Professor Sarkar elected ASME Fellow
Nilanjan Sarkar, mechanical engineering professor and professor of electrical engineering and computer science, has been elected a fellow of the American Society of Mechanical Engineers, a distinction awarded to ASME members who have made significant engineering achievements. He is one of only 3,335 Fellows out of 127,651 ASME members.
Sarkar is recognized as an expert in robotics, including developing robotic and computer technology that can aid individuals with disabilities. A current interest is developing emotion-sensing robotic technology for use with people with autism spectrum disorders (ASD).
He is also interested in developing virtual reality technology that can be used to design social tasks for people with ASD and other neuropsychological disorders, as well as new methods of quantifying human interactions during interventions using advanced technology.
In May, his work with a humanoid robot named Russell was featured at the 20th annual Coalition for National Science Funding (CNSF) exhibition and reception, a major event held to encourage Congress to continue its support for the National Science Foundation.
Sarkar and Zachary Warren, Vanderbilt associate professor of pediatrics, psychiatry and special education, developed Russell and ARIA (Adaptive Robot-Mediated Intervention Architecture), an elaborate system of cameras, sensors and computers developed at Vanderbilt that helps young children diagnosed with ASD learn basic social skills.
Professor Sarkar also was featured in a 2011 National Geographic article on creating a new generation of robots.
Sarkar leads the Robotics and Autonomous Systems Laboratory in the School of Engineering. The lab’s focus is both theoretical investigation into the dynamics of mechanical and electro-mechanical systems and the application of advanced planning and control strategies for controlling these systems. Primary research efforts are on the dynamics and control of autonomous dynamic systems, such as robotic manipulators, mobile robots, mobile manipulators and other robotic devices.

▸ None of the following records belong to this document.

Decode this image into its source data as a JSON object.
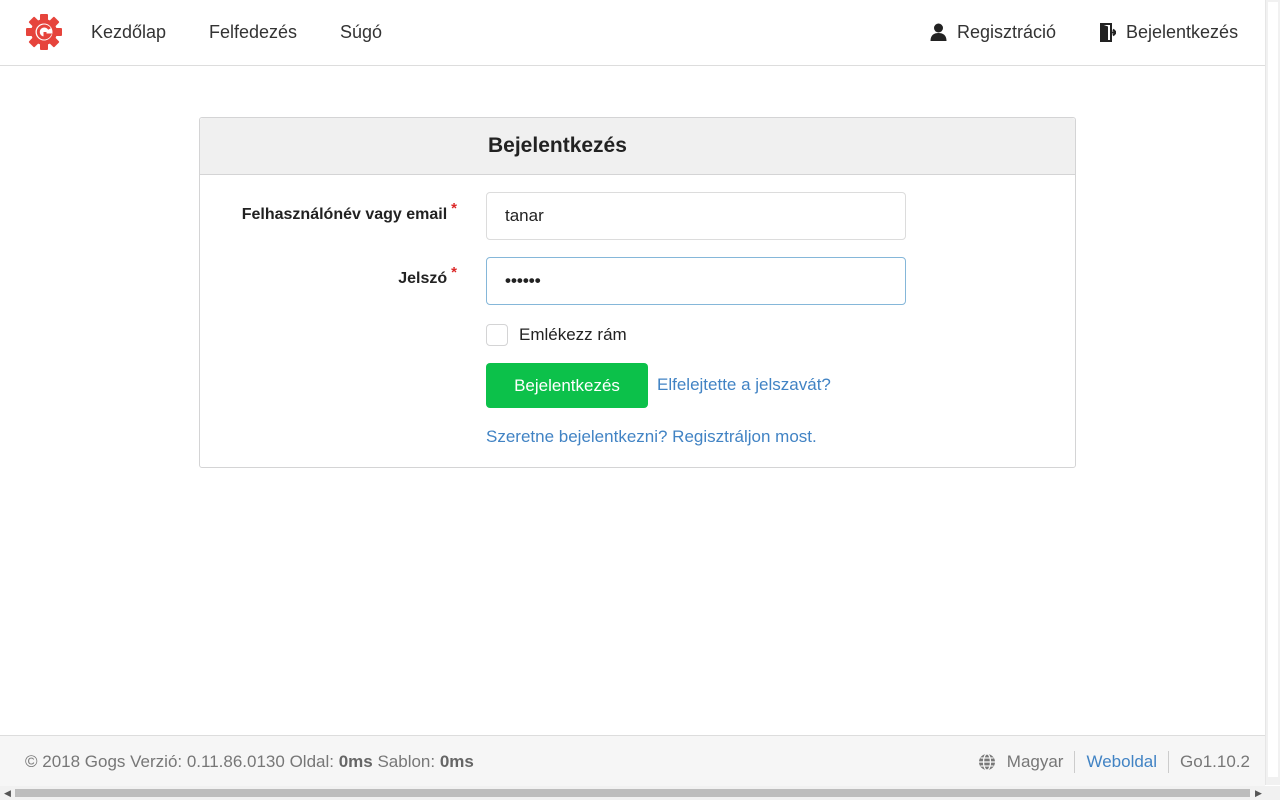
{
  "header": {
    "logo_icon": "gogs-logo-icon",
    "nav": [
      "Kezdőlap",
      "Felfedezés",
      "Súgó"
    ],
    "register": "Regisztráció",
    "signin": "Bejelentkezés"
  },
  "login": {
    "title": "Bejelentkezés",
    "username_label": "Felhasználónév vagy email",
    "required_mark": "*",
    "username_value": "tanar",
    "password_label": "Jelszó",
    "password_value": "••••••",
    "remember_label": "Emlékezz rám",
    "submit_label": "Bejelentkezés",
    "forgot_link": "Elfelejtette a jelszavát?",
    "register_link": "Szeretne bejelentkezni? Regisztráljon most."
  },
  "footer": {
    "copyright_prefix": "© 2018 Gogs Verzió: 0.11.86.0130 Oldal: ",
    "page_time": "0ms",
    "template_prefix": " Sablon: ",
    "template_time": "0ms",
    "language": "Magyar",
    "website": "Weboldal",
    "go_version": "Go1.10.2"
  },
  "colors": {
    "accent_green": "#0cc14a",
    "link_blue": "#4183c4",
    "required_red": "#db2828"
  }
}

His research has been supported by the National Institutes of Health, the National Science Foundation, the Office of Naval Research, the Army Research Office, NASA, DARPA and several foundations such as the Marino Autism Research Institute, Autism Speaks Foundation and Brain and Behavior Research Foundation. Sarkar is an author or co-author of 68 journal articles, 14 book chapters and more than 100 conference publications.
He is the recipient of a number of awards and honors, including the Vanderbilt Chancellor’s Research Award and Vanderbilt School of Engineering Teaching Excellence Award. Sarkar has served as an associate editor, a guest editor and as a member of the editorial board of several journals including IEEE transactions on Robotics, ASME Transactions of Mechatronics, and Journal of Intelligent and Robotics Systems.
Brenda Ellis, (615) 343-6314